Marc Andreesen is on fire with his new blog. Today, he has a great post on hiring good people. I want to highlight two things he talks about because in my experience they are mandatory requirements for a good employee — new hire or existing. Of course there’s more to it than just these two criteria, but these are absolutely essential and at the core of the person.
Marc writes that employees who are driven are:
people who will walk right through brick walls, on their own power, without having to be asked, to achieve whatever goal is in front of them. People with drive push and push and push and push and push until they succeed …
I look for something you’ve done, either in a job or (often better yet) outside of a job. The business you started and ran in high school. The nonprofit you started and ran in college. If you’re a programmer: the open source project to which you’ve made major contributions.
If you can’t find anything — if a candidate has just followed the rules their whole lives, showed up for the right classes and the right tests and the right career opportunities without achieving something distinct and notable, relative to their starting point — then they probably aren’t driven.
And you’re not going to change them. Motivating people who are fundamentally unmotivated is not easy. But motivating people who are self-motivated is wind at your back.
I agree in particular with looking at the things that people have done that they aren’t required to do. Starting a business or non-profit. Working with others on a non-work project. These are things that are very positive indicators of drive.
I’m a very driven person myself and hate having to try to motivate the unmotivated. I want to push people to go further, not simply to move.
This one is simple. In Marc’s words: “do you love what you do?”
Anyone who loves what they do is inherently intensely curious about their field, their profession, their craft. They read about it, study it, talk to other people about it… immerse themselves in it, continuously. And work like hell to stay current in it.
Not because they have to. But because they love to. Anyone who isn’t curious doesn’t love what they do.
I want employees who know the industry trends and keep up with them because they enjoy it. I want to see people who find out how to push the envelope because it is exciting. I want team members who are passionate about the company and its goals and understand the industry trends that impact it.
And if you are a programmer or marketer or whatever, is isn’t simply about the skills in your particular specialty that you should be curious about. If you work for Flickr or Zoomr, you should be curious about photography. If you work for YouTube or Revver, you should be curious about video. If you work for TypePad or FeedBurner, you should be curious about blogs. If you work for Topix or CustomScoop, you should be curious about news aggregation. If you work at PodTech or PodShow, you should be curious about new media creation.

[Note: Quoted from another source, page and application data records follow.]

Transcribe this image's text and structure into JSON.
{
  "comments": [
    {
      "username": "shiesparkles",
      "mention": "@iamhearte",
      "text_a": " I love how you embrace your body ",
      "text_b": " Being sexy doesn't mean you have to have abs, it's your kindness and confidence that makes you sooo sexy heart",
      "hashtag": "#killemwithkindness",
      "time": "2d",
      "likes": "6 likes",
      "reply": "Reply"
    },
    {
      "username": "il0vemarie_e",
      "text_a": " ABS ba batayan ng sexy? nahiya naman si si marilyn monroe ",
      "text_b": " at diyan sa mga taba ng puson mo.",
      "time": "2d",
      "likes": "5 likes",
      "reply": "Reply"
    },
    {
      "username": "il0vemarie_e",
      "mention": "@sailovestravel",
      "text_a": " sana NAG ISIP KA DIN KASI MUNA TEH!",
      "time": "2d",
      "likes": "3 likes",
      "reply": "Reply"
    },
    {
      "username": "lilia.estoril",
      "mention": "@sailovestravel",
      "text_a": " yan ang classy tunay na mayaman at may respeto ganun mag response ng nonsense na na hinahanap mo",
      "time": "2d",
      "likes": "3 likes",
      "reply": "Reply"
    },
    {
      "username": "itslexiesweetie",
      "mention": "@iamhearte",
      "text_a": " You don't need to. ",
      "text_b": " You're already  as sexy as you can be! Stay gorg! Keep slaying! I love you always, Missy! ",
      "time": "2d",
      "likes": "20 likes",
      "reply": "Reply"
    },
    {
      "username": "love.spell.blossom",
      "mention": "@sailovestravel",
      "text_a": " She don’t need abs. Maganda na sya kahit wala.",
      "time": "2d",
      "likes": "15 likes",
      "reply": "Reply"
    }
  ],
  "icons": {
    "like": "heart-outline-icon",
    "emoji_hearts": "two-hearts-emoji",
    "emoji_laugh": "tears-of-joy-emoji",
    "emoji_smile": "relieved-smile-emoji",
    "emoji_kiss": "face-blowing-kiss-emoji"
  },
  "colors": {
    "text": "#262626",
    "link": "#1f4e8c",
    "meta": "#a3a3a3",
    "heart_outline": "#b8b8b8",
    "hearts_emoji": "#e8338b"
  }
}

There’s obviously more to it, and I encourage you to read Marc’s post if you’re an employer or an employee. There’s lots of great advice in there, including some tips on process that I plan to implement going forward. Looking back at some of my bad or poor hires in the past, if I had focused like a laser beam on the qualities I was looking for and used a better process, I probably could have avoided some (but not all) of my mistakes. And Marc does point out that even the best processes generate bad hires and you should just face up to it and deal with it directly when you do.